• YOUR ASSIGNMENT: The lines below that include the word "dodatkowe" are to be reported.

• PROVIDED ENTRIES:
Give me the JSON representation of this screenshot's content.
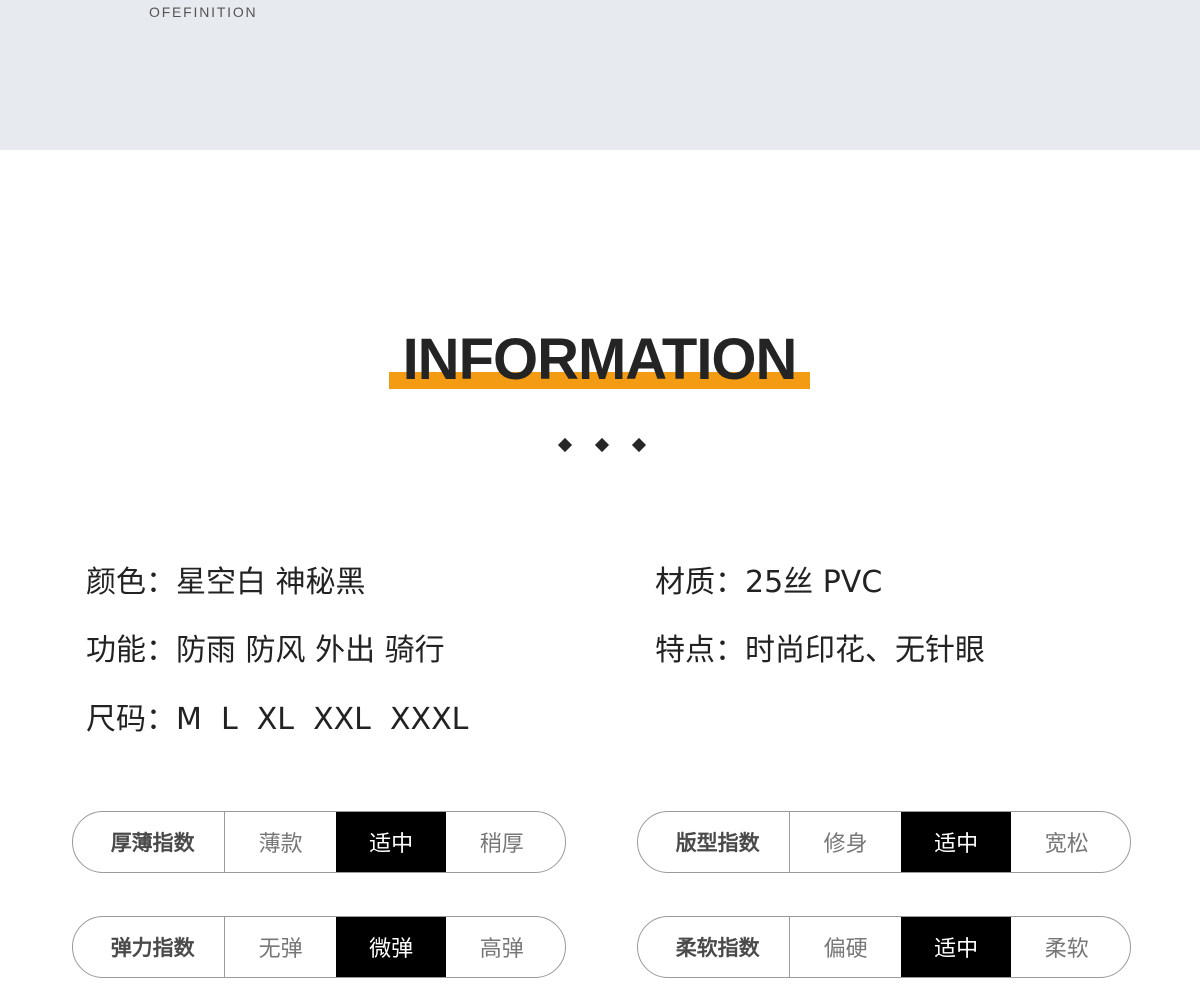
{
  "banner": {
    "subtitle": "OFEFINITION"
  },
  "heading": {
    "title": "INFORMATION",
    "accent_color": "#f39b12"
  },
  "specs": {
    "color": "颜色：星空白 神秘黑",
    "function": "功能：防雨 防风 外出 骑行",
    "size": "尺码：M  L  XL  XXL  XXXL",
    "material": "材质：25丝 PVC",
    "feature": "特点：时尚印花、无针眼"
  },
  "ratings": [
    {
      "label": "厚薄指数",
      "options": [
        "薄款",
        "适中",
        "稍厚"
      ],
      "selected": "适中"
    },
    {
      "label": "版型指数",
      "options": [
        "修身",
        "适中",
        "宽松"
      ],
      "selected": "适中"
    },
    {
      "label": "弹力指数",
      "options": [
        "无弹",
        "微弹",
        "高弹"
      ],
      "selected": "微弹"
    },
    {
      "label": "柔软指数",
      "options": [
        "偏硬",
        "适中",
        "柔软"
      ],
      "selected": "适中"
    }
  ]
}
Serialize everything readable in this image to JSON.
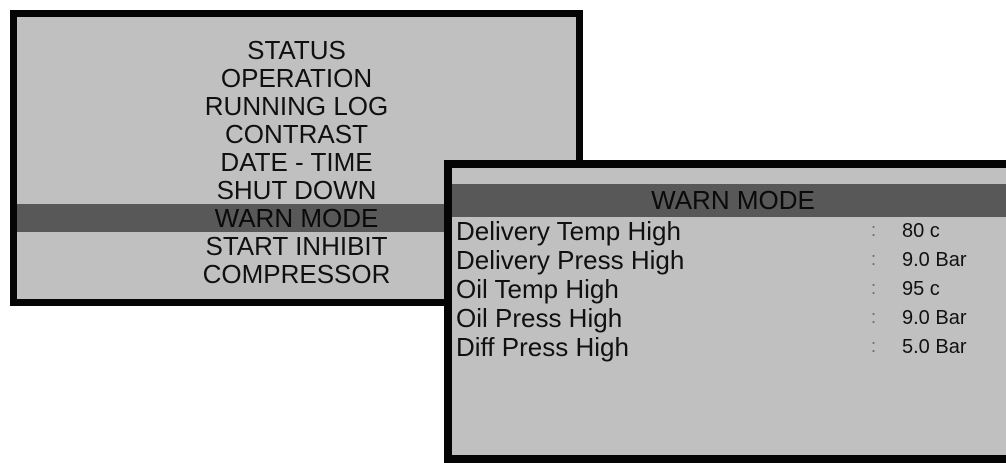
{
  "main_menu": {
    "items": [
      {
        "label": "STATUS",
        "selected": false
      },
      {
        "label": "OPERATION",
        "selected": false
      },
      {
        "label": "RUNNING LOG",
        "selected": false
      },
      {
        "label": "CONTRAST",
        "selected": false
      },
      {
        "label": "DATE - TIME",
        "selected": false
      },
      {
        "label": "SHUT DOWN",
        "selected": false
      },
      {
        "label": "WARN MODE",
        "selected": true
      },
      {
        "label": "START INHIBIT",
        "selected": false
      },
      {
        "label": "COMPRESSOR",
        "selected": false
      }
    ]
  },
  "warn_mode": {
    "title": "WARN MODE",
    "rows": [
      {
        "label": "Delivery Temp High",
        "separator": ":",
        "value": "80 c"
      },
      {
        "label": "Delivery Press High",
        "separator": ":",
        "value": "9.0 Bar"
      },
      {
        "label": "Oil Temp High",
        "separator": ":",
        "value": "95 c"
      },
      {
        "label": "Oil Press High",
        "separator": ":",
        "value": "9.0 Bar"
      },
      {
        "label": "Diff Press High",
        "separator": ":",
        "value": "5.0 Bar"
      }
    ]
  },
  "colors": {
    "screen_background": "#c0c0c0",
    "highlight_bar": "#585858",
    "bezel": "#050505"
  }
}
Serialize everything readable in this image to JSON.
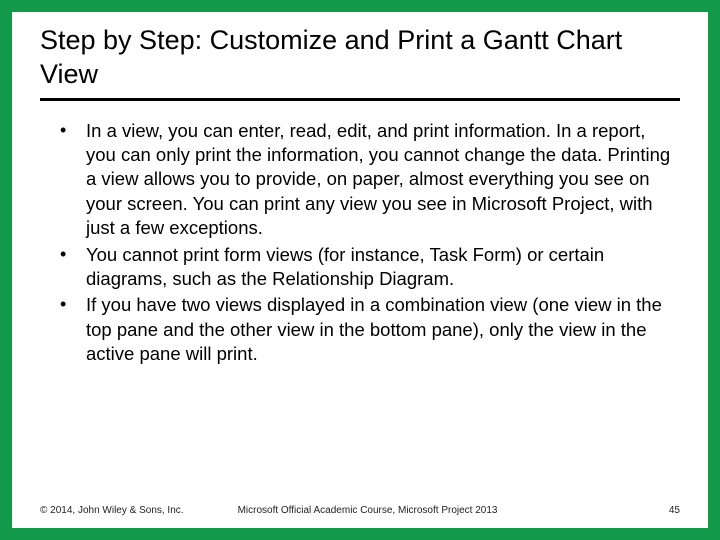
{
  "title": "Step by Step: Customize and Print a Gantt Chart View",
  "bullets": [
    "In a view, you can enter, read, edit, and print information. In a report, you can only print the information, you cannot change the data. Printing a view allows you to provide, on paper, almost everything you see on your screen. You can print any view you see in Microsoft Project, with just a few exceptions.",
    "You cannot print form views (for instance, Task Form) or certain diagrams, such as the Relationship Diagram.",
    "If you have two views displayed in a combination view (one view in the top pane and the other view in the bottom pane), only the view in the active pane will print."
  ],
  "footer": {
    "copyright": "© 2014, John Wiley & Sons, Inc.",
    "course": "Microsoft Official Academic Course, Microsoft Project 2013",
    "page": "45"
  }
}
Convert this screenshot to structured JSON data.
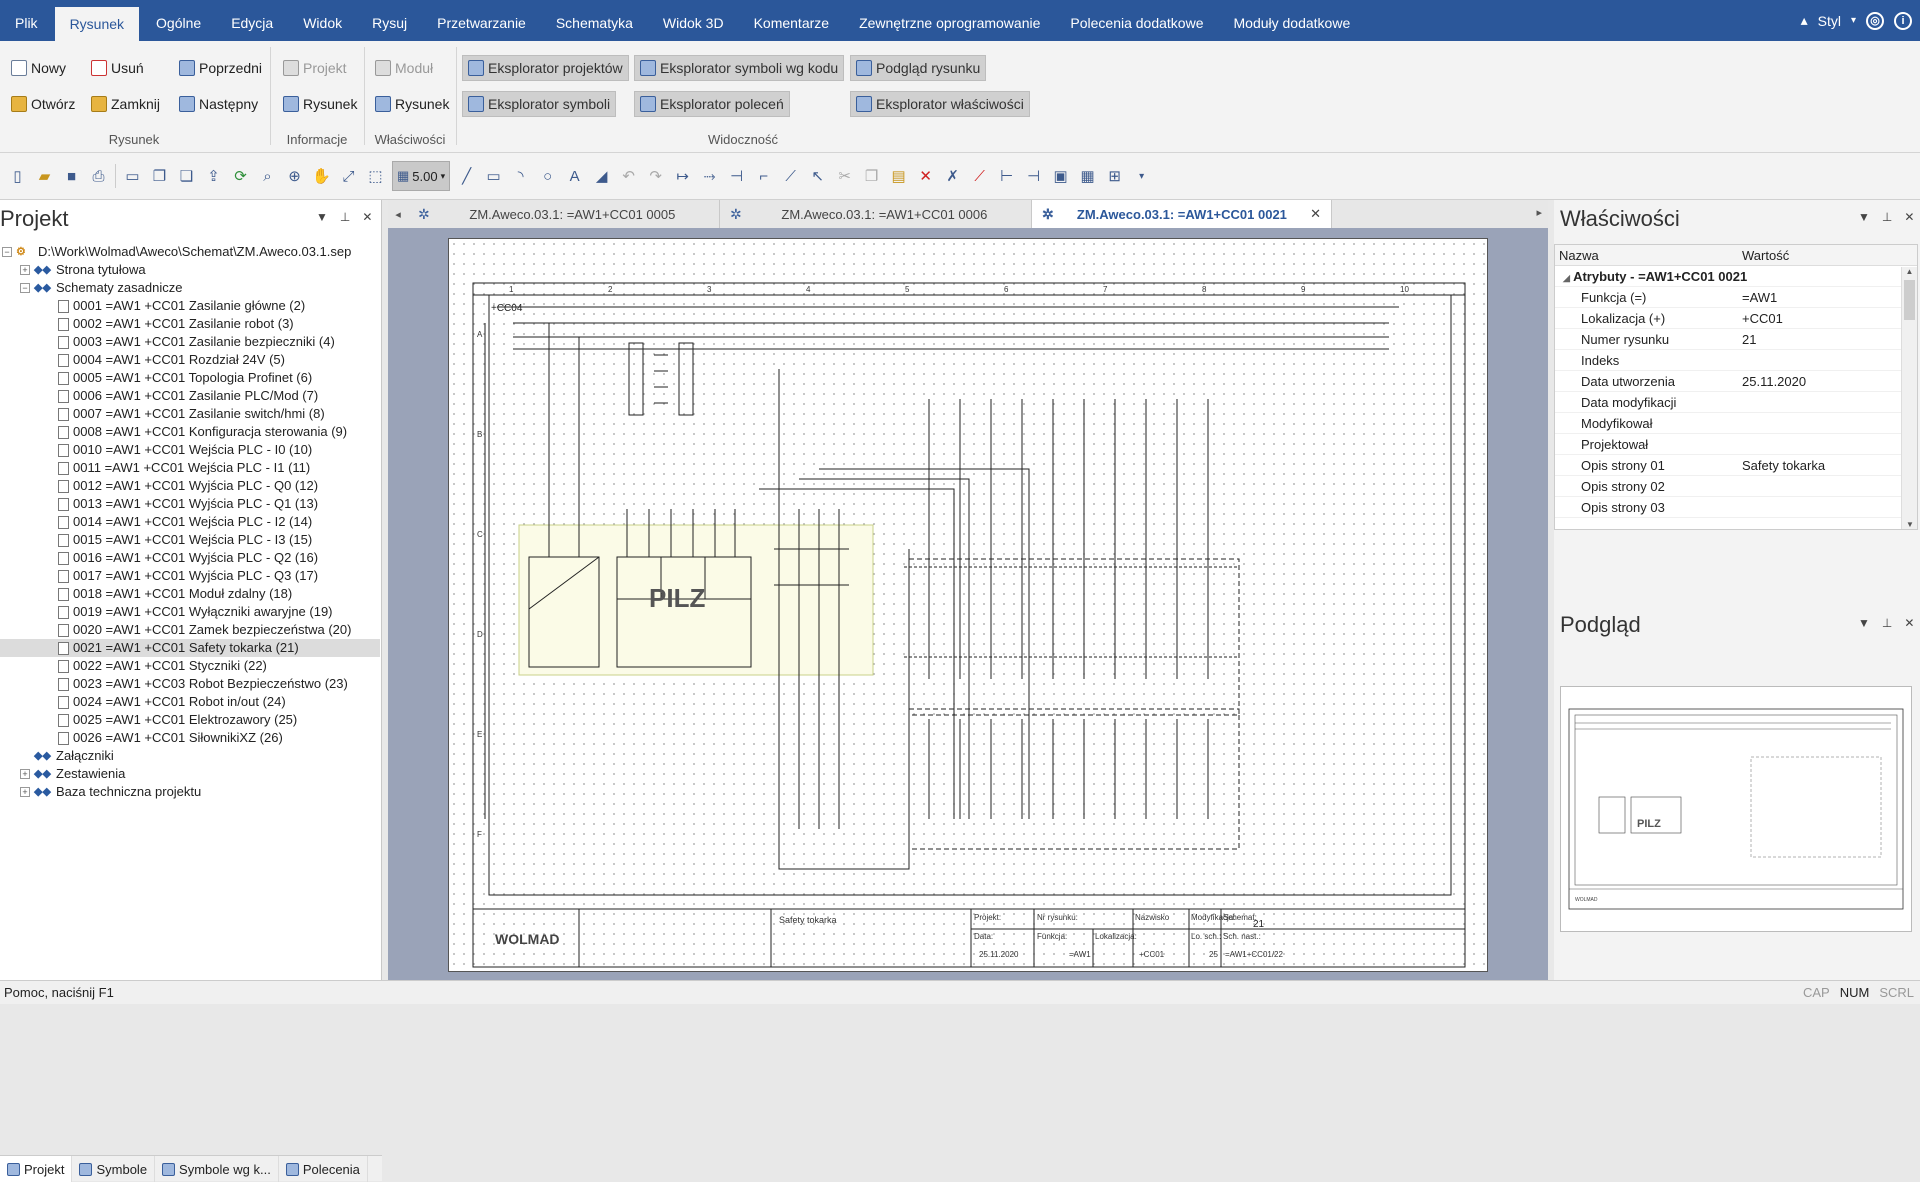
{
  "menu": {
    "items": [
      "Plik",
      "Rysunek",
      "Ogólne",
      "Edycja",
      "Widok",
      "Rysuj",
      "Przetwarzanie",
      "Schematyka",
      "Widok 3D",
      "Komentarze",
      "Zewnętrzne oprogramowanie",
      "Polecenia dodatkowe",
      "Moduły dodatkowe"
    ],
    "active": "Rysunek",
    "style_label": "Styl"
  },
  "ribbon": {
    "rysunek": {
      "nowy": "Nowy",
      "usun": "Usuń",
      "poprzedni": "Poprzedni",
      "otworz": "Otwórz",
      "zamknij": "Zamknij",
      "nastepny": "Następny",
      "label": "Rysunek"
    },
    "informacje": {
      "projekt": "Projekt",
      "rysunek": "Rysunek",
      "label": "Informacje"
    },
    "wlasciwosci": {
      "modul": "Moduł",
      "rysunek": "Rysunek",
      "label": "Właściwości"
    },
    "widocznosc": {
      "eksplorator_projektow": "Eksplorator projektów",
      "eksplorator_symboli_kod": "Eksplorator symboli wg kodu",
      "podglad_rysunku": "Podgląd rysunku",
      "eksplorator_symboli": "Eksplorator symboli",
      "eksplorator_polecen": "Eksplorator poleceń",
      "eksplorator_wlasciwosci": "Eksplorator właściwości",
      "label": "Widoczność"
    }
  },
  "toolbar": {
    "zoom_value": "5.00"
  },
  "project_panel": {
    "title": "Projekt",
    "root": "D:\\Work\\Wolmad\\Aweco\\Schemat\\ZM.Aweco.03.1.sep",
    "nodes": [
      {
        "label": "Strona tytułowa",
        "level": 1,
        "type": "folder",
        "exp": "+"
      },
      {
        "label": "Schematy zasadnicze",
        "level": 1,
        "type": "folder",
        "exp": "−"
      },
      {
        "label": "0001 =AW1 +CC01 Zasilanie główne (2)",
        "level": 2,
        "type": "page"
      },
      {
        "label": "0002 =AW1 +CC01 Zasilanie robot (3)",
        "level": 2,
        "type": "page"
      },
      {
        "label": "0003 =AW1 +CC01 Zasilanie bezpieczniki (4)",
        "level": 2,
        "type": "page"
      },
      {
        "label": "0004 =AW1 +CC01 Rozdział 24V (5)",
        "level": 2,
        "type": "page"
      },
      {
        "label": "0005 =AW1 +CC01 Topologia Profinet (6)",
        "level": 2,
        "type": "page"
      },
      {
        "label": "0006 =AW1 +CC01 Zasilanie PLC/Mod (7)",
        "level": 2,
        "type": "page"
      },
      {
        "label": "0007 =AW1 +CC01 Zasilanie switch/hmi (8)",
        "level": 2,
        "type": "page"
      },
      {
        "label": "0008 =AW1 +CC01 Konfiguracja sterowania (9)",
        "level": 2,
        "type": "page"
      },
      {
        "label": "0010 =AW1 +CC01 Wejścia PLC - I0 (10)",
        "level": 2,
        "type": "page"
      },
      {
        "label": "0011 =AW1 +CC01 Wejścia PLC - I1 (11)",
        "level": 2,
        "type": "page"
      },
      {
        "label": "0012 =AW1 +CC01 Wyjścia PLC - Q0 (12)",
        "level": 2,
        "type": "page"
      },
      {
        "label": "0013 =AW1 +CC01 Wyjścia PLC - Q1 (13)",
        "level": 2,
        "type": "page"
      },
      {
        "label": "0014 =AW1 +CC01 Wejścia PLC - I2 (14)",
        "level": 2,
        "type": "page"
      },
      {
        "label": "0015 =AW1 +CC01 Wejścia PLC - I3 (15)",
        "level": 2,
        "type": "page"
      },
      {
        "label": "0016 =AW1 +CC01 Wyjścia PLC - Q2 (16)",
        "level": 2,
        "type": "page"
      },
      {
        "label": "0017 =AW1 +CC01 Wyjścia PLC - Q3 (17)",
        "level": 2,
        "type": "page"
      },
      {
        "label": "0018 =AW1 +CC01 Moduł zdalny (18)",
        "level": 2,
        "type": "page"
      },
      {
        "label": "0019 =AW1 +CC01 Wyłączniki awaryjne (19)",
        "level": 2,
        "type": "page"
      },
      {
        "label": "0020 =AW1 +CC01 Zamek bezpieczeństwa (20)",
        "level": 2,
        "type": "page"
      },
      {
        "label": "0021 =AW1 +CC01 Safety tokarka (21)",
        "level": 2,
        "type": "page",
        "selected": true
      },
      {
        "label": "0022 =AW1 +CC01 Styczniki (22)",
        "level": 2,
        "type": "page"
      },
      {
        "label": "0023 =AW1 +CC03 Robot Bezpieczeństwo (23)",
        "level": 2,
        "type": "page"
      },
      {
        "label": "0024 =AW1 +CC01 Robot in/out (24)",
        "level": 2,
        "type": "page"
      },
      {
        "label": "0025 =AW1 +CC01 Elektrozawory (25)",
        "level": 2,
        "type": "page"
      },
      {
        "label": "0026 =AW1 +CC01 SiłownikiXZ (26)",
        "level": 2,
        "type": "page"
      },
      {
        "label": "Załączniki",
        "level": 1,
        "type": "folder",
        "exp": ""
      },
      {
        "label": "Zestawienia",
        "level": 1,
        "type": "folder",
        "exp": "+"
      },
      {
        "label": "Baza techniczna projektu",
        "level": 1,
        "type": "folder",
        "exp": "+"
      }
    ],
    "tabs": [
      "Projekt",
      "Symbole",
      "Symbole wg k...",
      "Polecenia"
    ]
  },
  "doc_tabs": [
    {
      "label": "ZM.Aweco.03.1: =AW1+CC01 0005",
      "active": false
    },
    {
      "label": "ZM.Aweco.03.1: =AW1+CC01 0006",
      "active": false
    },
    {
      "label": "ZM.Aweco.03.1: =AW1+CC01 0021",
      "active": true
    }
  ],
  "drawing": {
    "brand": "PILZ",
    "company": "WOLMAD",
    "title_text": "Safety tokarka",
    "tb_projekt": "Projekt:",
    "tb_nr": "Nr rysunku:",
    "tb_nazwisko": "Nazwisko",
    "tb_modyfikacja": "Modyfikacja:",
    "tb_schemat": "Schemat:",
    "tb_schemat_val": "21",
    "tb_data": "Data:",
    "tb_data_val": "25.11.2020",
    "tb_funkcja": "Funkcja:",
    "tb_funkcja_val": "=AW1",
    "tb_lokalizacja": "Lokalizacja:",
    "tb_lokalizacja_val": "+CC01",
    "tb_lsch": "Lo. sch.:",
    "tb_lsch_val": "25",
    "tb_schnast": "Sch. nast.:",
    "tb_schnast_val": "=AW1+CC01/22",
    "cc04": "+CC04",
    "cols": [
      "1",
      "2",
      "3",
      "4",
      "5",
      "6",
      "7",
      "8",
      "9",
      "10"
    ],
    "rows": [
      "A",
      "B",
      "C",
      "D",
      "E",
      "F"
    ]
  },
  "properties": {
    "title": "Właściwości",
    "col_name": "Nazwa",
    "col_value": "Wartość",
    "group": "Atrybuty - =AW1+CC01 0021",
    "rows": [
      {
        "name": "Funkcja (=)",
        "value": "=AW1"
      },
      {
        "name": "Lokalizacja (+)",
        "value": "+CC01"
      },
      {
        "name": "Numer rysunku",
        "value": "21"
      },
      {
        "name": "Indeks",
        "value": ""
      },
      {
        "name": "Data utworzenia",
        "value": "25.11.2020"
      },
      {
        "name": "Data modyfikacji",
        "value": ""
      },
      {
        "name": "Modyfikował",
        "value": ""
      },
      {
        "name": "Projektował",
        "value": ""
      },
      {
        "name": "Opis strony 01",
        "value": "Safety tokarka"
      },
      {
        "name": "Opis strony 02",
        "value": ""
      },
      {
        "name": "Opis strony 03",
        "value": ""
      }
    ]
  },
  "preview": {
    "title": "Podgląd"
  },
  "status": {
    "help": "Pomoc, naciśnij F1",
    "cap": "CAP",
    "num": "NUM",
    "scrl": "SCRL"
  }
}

• ANSWER TO THIS TASK:
      "Polecenia dodatkowe",
      "Moduły dodatkowe"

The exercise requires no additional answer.